== Task directions ==
Extract all of the entries and set them down verbatim.

== Dataset content ==
####################
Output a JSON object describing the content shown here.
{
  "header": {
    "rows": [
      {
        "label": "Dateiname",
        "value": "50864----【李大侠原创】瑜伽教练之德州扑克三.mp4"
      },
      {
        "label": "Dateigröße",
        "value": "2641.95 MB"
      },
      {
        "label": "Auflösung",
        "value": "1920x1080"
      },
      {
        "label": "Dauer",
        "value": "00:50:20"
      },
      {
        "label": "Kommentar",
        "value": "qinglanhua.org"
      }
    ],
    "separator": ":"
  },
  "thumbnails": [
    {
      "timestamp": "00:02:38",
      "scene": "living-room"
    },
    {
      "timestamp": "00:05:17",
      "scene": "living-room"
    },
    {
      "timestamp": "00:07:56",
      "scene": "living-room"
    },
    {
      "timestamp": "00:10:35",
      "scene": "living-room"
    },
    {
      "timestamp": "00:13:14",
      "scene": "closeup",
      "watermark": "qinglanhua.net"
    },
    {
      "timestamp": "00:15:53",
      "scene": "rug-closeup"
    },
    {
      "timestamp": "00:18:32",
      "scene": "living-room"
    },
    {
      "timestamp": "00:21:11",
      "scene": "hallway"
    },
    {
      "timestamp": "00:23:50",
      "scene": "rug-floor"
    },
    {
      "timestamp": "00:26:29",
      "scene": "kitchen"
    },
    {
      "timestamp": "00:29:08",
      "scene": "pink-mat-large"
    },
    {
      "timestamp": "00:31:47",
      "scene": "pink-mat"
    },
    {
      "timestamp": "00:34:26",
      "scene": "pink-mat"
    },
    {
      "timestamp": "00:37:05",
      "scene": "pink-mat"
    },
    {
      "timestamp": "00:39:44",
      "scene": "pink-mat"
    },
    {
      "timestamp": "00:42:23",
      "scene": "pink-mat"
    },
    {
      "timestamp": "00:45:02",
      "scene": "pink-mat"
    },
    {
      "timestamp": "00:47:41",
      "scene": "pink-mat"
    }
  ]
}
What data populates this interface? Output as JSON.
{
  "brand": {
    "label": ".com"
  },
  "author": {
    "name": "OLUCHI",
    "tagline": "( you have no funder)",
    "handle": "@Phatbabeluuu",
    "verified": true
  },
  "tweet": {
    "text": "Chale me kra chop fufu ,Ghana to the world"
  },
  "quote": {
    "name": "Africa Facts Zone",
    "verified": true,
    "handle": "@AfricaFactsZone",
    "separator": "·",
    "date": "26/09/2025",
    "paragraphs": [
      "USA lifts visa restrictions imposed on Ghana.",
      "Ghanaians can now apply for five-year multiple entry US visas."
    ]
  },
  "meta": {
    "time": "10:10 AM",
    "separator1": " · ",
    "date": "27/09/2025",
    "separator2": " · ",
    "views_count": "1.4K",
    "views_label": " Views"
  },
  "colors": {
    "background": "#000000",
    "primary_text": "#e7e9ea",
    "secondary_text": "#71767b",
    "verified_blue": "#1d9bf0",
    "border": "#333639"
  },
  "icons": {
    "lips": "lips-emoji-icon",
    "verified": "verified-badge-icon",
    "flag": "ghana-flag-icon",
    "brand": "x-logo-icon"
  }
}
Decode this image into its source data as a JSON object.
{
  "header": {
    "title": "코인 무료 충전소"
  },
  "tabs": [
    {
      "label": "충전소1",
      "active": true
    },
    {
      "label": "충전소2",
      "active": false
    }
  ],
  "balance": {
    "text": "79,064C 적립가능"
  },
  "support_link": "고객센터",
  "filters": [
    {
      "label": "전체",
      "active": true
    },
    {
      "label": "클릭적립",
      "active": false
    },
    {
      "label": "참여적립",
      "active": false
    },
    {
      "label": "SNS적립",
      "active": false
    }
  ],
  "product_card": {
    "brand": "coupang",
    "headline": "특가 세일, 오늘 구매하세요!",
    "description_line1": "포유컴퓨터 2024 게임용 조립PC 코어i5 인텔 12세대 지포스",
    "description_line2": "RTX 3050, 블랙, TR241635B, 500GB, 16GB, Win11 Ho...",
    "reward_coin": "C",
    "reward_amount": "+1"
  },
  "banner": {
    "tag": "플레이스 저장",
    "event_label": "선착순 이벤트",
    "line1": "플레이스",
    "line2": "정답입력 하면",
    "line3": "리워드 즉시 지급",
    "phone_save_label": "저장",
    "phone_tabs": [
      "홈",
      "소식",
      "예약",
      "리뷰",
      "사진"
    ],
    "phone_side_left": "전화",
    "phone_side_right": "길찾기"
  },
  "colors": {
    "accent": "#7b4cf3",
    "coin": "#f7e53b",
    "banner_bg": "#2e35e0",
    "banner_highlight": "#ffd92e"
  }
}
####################
== Exercise solution ==
Output a JSON object describing the content shown here.
{
  "header": {
    "rows": [
      {
        "label": "Dateiname",
        "value": "50864----【李大侠原创】瑜伽教练之德州扑克三.mp4"
      },
      {
        "label": "Dateigröße",
        "value": "2641.95 MB"
      },
      {
        "label": "Auflösung",
        "value": "1920x1080"
      },
      {
        "label": "Dauer",
        "value": "00:50:20"
      },
      {
        "label": "Kommentar",
        "value": "qinglanhua.org"
      }
    ],
    "separator": ":"
  },
  "thumbnails": [
    {
      "timestamp": "00:02:38",
      "scene": "living-room"
    },
    {
      "timestamp": "00:05:17",
      "scene": "living-room"
    },
    {
      "timestamp": "00:07:56",
      "scene": "living-room"
    },
    {
      "timestamp": "00:10:35",
      "scene": "living-room"
    },
    {
      "timestamp": "00:13:14",
      "scene": "closeup",
      "watermark": "qinglanhua.net"
    },
    {
      "timestamp": "00:15:53",
      "scene": "rug-closeup"
    },
    {
      "timestamp": "00:18:32",
      "scene": "living-room"
    },
    {
      "timestamp": "00:21:11",
      "scene": "hallway"
    },
    {
      "timestamp": "00:23:50",
      "scene": "rug-floor"
    },
    {
      "timestamp": "00:26:29",
      "scene": "kitchen"
    },
    {
      "timestamp": "00:29:08",
      "scene": "pink-mat-large"
    },
    {
      "timestamp": "00:31:47",
      "scene": "pink-mat"
    },
    {
      "timestamp": "00:34:26",
      "scene": "pink-mat"
    },
    {
      "timestamp": "00:37:05",
      "scene": "pink-mat"
    },
    {
      "timestamp": "00:39:44",
      "scene": "pink-mat"
    },
    {
      "timestamp": "00:42:23",
      "scene": "pink-mat"
    },
    {
      "timestamp": "00:45:02",
      "scene": "pink-mat"
    },
    {
      "timestamp": "00:47:41",
      "scene": "pink-mat"
    }
  ]
}
What data populates this interface? Output as JSON.
{
  "brand": {
    "label": ".com"
  },
  "author": {
    "name": "OLUCHI",
    "tagline": "( you have no funder)",
    "handle": "@Phatbabeluuu",
    "verified": true
  },
  "tweet": {
    "text": "Chale me kra chop fufu ,Ghana to the world"
  },
  "quote": {
    "name": "Africa Facts Zone",
    "verified": true,
    "handle": "@AfricaFactsZone",
    "separator": "·",
    "date": "26/09/2025",
    "paragraphs": [
      "USA lifts visa restrictions imposed on Ghana.",
      "Ghanaians can now apply for five-year multiple entry US visas."
    ]
  },
  "meta": {
    "time": "10:10 AM",
    "separator1": " · ",
    "date": "27/09/2025",
    "separator2": " · ",
    "views_count": "1.4K",
    "views_label": " Views"
  },
  "colors": {
    "background": "#000000",
    "primary_text": "#e7e9ea",
    "secondary_text": "#71767b",
    "verified_blue": "#1d9bf0",
    "border": "#333639"
  },
  "icons": {
    "lips": "lips-emoji-icon",
    "verified": "verified-badge-icon",
    "flag": "ghana-flag-icon",
    "brand": "x-logo-icon"
  }
}
Decode this image into its source data as a JSON object.
{
  "header": {
    "title": "코인 무료 충전소"
  },
  "tabs": [
    {
      "label": "충전소1",
      "active": true
    },
    {
      "label": "충전소2",
      "active": false
    }
  ],
  "balance": {
    "text": "79,064C 적립가능"
  },
  "support_link": "고객센터",
  "filters": [
    {
      "label": "전체",
      "active": true
    },
    {
      "label": "클릭적립",
      "active": false
    },
    {
      "label": "참여적립",
      "active": false
    },
    {
      "label": "SNS적립",
      "active": false
    }
  ],
  "product_card": {
    "brand": "coupang",
    "headline": "특가 세일, 오늘 구매하세요!",
    "description_line1": "포유컴퓨터 2024 게임용 조립PC 코어i5 인텔 12세대 지포스",
    "description_line2": "RTX 3050, 블랙, TR241635B, 500GB, 16GB, Win11 Ho...",
    "reward_coin": "C",
    "reward_amount": "+1"
  },
  "banner": {
    "tag": "플레이스 저장",
    "event_label": "선착순 이벤트",
    "line1": "플레이스",
    "line2": "정답입력 하면",
    "line3": "리워드 즉시 지급",
    "phone_save_label": "저장",
    "phone_tabs": [
      "홈",
      "소식",
      "예약",
      "리뷰",
      "사진"
    ],
    "phone_side_left": "전화",
    "phone_side_right": "길찾기"
  },
  "colors": {
    "accent": "#7b4cf3",
    "coin": "#f7e53b",
    "banner_bg": "#2e35e0",
    "banner_highlight": "#ffd92e"
  }
}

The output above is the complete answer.